         But then came the delay. Since it was so foggy on the ground in Dusseldorf, my flight was delayed in leaving (this offered me an ample amount of time to sleep, which I took immediate advantage of). I only had an hour between my flight from Dusseldorf to Madrid and my flight from Madrid to Alicante, so I knew at the very least, it was going to be a tight squeeze. When we landed in Madrid, it was 10 minutes past the boarding time for my plane to Alicante, so there was no way I would make the flight. However, the people from the Dusseldorf flight were very helpful and directed me right to the help desk to get the next flight. This was fine and dandy until they told me the next flight was at 5 pm. About 5 full hours from the time that I had landed. Hooray! I knew it was the best that they could do and I was just appreciative that they had been so accommodating. They even gave me a voucher for lunch! While I was not too pleased to be stuck in Madrid for so long, I can't complain about the airport itself. It was beautiful. I don't know if I've ever been in a building as large as that airport. The support beams holding up the ceiling were painted in the shades of the rainbow running all the way down the building. The ceiling itself looked like it was made of wood and it undulated creating a beautiful wave effect as shown in the picture above. There were stores everywhere and giant screens that advertised all that the airport and Spain had to offer. I definitely could have been worse off.
       By the time I got onto the plane headed for Alicante, I probably could've fallen asleep standing up. I had done so much flying and sitting and waiting, I didn't have very much energy left. I slept most of the flight to
Alicante (but not all of it, the picture to the left is proof!), trying to get enough energy to actually be a nice guest for my host family when I got to Alicante. In the end, I arrived in one piece, no worse for wear, if a little exhausted. I know I'll be posting more in the next few days, there's so much to tell! Alicante is beautiful and Wednesday and Thursday will be orientation days for me so I'll be learning more and more each day. I just don't want to cram it all into one blog, that would get long and boring. What's to come: my host family and apartment, Alicante fun, and school. Stay tuned.

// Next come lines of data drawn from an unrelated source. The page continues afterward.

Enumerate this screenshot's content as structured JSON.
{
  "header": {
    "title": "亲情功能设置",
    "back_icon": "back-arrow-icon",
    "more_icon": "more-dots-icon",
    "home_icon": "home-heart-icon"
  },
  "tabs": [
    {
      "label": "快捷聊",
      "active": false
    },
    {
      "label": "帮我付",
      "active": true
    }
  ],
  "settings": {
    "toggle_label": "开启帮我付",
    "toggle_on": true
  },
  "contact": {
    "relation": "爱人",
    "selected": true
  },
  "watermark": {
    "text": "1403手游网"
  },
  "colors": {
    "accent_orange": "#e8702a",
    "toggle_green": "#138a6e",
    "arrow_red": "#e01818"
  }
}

 Here are some pictures of how my suitcase looked when I did a test pack 
(the end product was not this clean, but it was still under the weight limit, so yay!)
A teaser of the view from where I live :)